Pre-tax profit is set to nearly triple this year to £103m, and Countrywide currently trades at a forward 2015 P/E of 12.8. The group supports a dividend yield of 4.4%.
With its diversified operations, Countrywide is a great play large-cap play on the buy-to-let sector.
A better pick for small-cap investors could be LSL Property Services (LSE: LSL), a one-stop shop for property and related services. The company conducts the sale of residential property, provides lettings services, surveying, mortgage advice and services to mortgage lenders, including valuations, asset management and property management.
In September of last year, the group signed a new contract with Lloyds Banking Group to provide surveying and valuation services for one of the UK’s largest mortgage lenders. Group income from lettings income expanded at an annual rate of 26% for the 10-month period ended 31 October 2014.
Unfortunately, LSL did issue a profit warning last year as deteriorating housing market conditions slowed growth. Nevertheless, at present the company only trades at a forward P/E of 10.4.
Cash is king
Lastly, the UK’s number one property website, Rightmove (LSE: RMV).
Even though Rightmove isn’t technically in the buy-to-let business, the company is set to benefit from an increasing level of activity in the property sector.
Last year Rightmove was one of the UK’s most visited websites. What’s more, the great thing about a business like Rightmove’s is the fact that the company has very low overhead costs, but generates large amounts of cash. During 2013 Rightmove generated £83m in cash from operations, but capital spending only amounted to £1m.
Still, you have to pay a premium for this kind of quality. The company currently trades at a forward P/E of 27.5 and a 2015 P/E of 24.3.

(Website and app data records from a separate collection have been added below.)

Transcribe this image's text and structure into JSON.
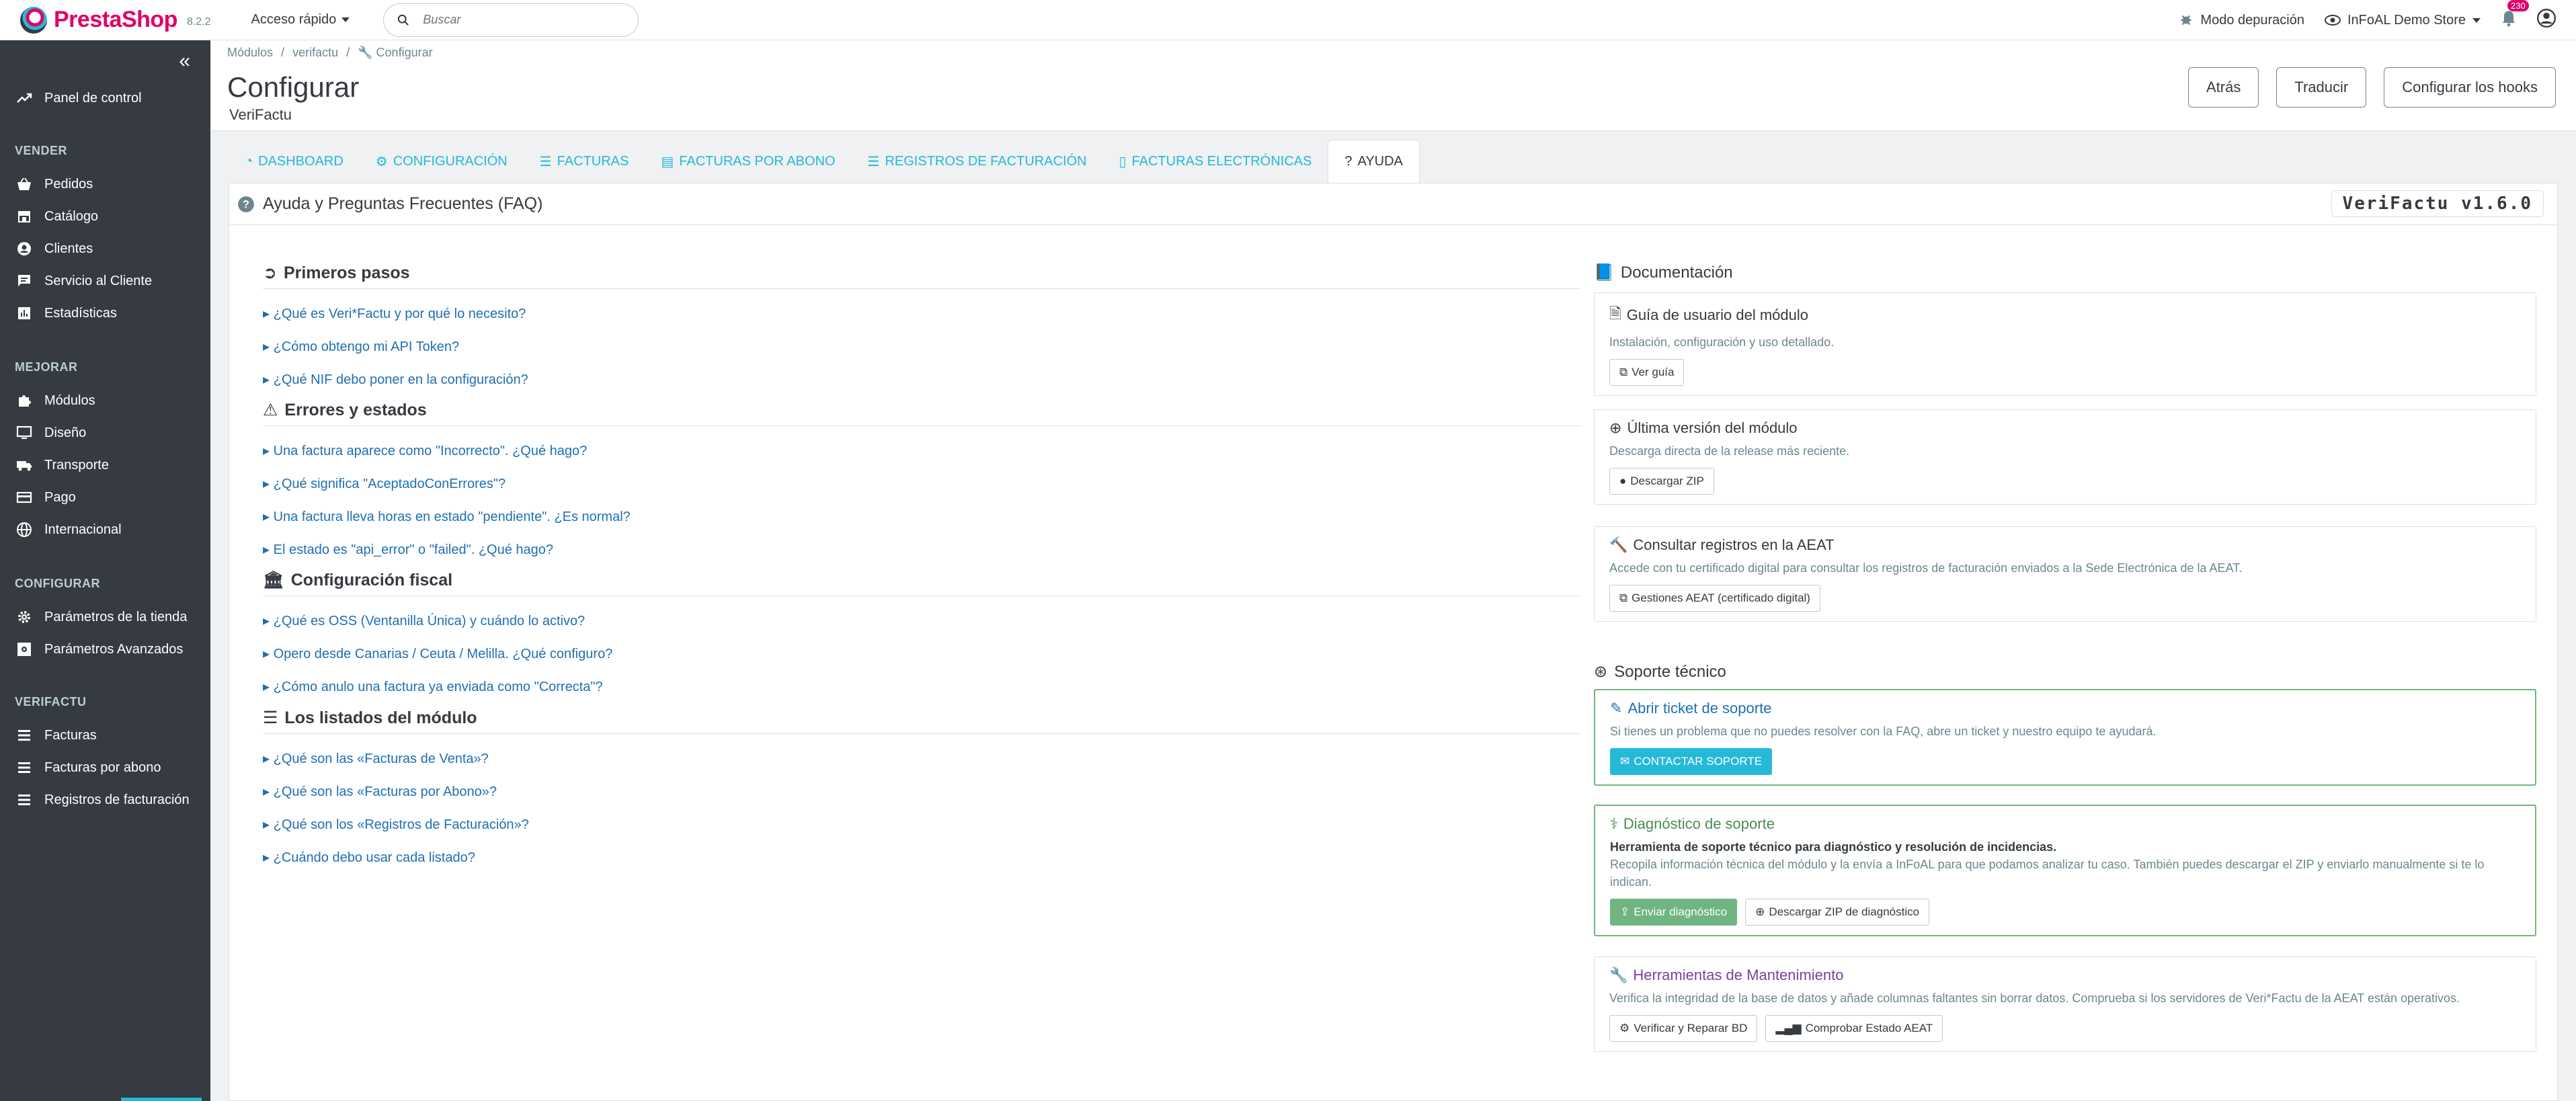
{
  "topbar": {
    "brand": "PrestaShop",
    "version": "8.2.2",
    "quick_access": "Acceso rápido",
    "search_placeholder": "Buscar",
    "debug_mode": "Modo depuración",
    "store_name": "InFoAL Demo Store",
    "notifications_count": "230"
  },
  "sidebar": {
    "dashboard": "Panel de control",
    "sections": [
      {
        "title": "VENDER",
        "items": [
          "Pedidos",
          "Catálogo",
          "Clientes",
          "Servicio al Cliente",
          "Estadísticas"
        ]
      },
      {
        "title": "MEJORAR",
        "items": [
          "Módulos",
          "Diseño",
          "Transporte",
          "Pago",
          "Internacional"
        ]
      },
      {
        "title": "CONFIGURAR",
        "items": [
          "Parámetros de la tienda",
          "Parámetros Avanzados"
        ]
      },
      {
        "title": "VERIFACTU",
        "items": [
          "Facturas",
          "Facturas por abono",
          "Registros de facturación"
        ]
      }
    ]
  },
  "header": {
    "breadcrumb": [
      "Módulos",
      "verifactu",
      "Configurar"
    ],
    "title": "Configurar",
    "subtitle": "VeriFactu",
    "buttons": {
      "back": "Atrás",
      "translate": "Traducir",
      "hooks": "Configurar los hooks"
    }
  },
  "tabs": [
    "DASHBOARD",
    "CONFIGURACIÓN",
    "FACTURAS",
    "FACTURAS POR ABONO",
    "REGISTROS DE FACTURACIÓN",
    "FACTURAS ELECTRÓNICAS",
    "AYUDA"
  ],
  "panel": {
    "title": "Ayuda y Preguntas Frecuentes (FAQ)",
    "version": "VeriFactu v1.6.0"
  },
  "faq": [
    {
      "title": "Primeros pasos",
      "questions": [
        "¿Qué es Veri*Factu y por qué lo necesito?",
        "¿Cómo obtengo mi API Token?",
        "¿Qué NIF debo poner en la configuración?"
      ]
    },
    {
      "title": "Errores y estados",
      "questions": [
        "Una factura aparece como \"Incorrecto\". ¿Qué hago?",
        "¿Qué significa \"AceptadoConErrores\"?",
        "Una factura lleva horas en estado \"pendiente\". ¿Es normal?",
        "El estado es \"api_error\" o \"failed\". ¿Qué hago?"
      ]
    },
    {
      "title": "Configuración fiscal",
      "questions": [
        "¿Qué es OSS (Ventanilla Única) y cuándo lo activo?",
        "Opero desde Canarias / Ceuta / Melilla. ¿Qué configuro?",
        "¿Cómo anulo una factura ya enviada como \"Correcta\"?"
      ]
    },
    {
      "title": "Los listados del módulo",
      "questions": [
        "¿Qué son las «Facturas de Venta»?",
        "¿Qué son las «Facturas por Abono»?",
        "¿Qué son los «Registros de Facturación»?",
        "¿Cuándo debo usar cada listado?"
      ]
    }
  ],
  "documentation": {
    "heading": "Documentación",
    "guide": {
      "title": "Guía de usuario del módulo",
      "text": "Instalación, configuración y uso detallado.",
      "button": "Ver guía"
    },
    "latest": {
      "title": "Última versión del módulo",
      "text": "Descarga directa de la release más reciente.",
      "button": "Descargar ZIP"
    },
    "aeat": {
      "title": "Consultar registros en la AEAT",
      "text": "Accede con tu certificado digital para consultar los registros de facturación enviados a la Sede Electrónica de la AEAT.",
      "button": "Gestiones AEAT (certificado digital)"
    }
  },
  "support": {
    "heading": "Soporte técnico",
    "ticket": {
      "title": "Abrir ticket de soporte",
      "text": "Si tienes un problema que no puedes resolver con la FAQ, abre un ticket y nuestro equipo te ayudará.",
      "button": "CONTACTAR SOPORTE"
    },
    "diagnostic": {
      "title": "Diagnóstico de soporte",
      "bold": "Herramienta de soporte técnico para diagnóstico y resolución de incidencias.",
      "text": "Recopila información técnica del módulo y la envía a InFoAL para que podamos analizar tu caso. También puedes descargar el ZIP y enviarlo manualmente si te lo indican.",
      "button_send": "Enviar diagnóstico",
      "button_zip": "Descargar ZIP de diagnóstico"
    },
    "maintenance": {
      "title": "Herramientas de Mantenimiento",
      "text": "Verifica la integridad de la base de datos y añade columnas faltantes sin borrar datos. Comprueba si los servidores de Veri*Factu de la AEAT están operativos.",
      "button_repair": "Verificar y Reparar BD",
      "button_status": "Comprobar Estado AEAT"
    }
  },
  "colors": {
    "sidebar": "#363a41",
    "accent": "#25b9d7",
    "brand": "#df0067",
    "success": "#70b580",
    "link": "#1f6fb2"
  }
}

Current City forecasts expect Rightmove’s pre-tax profit to jump 14% this year, followed by growth of 13% to £129m during 2015.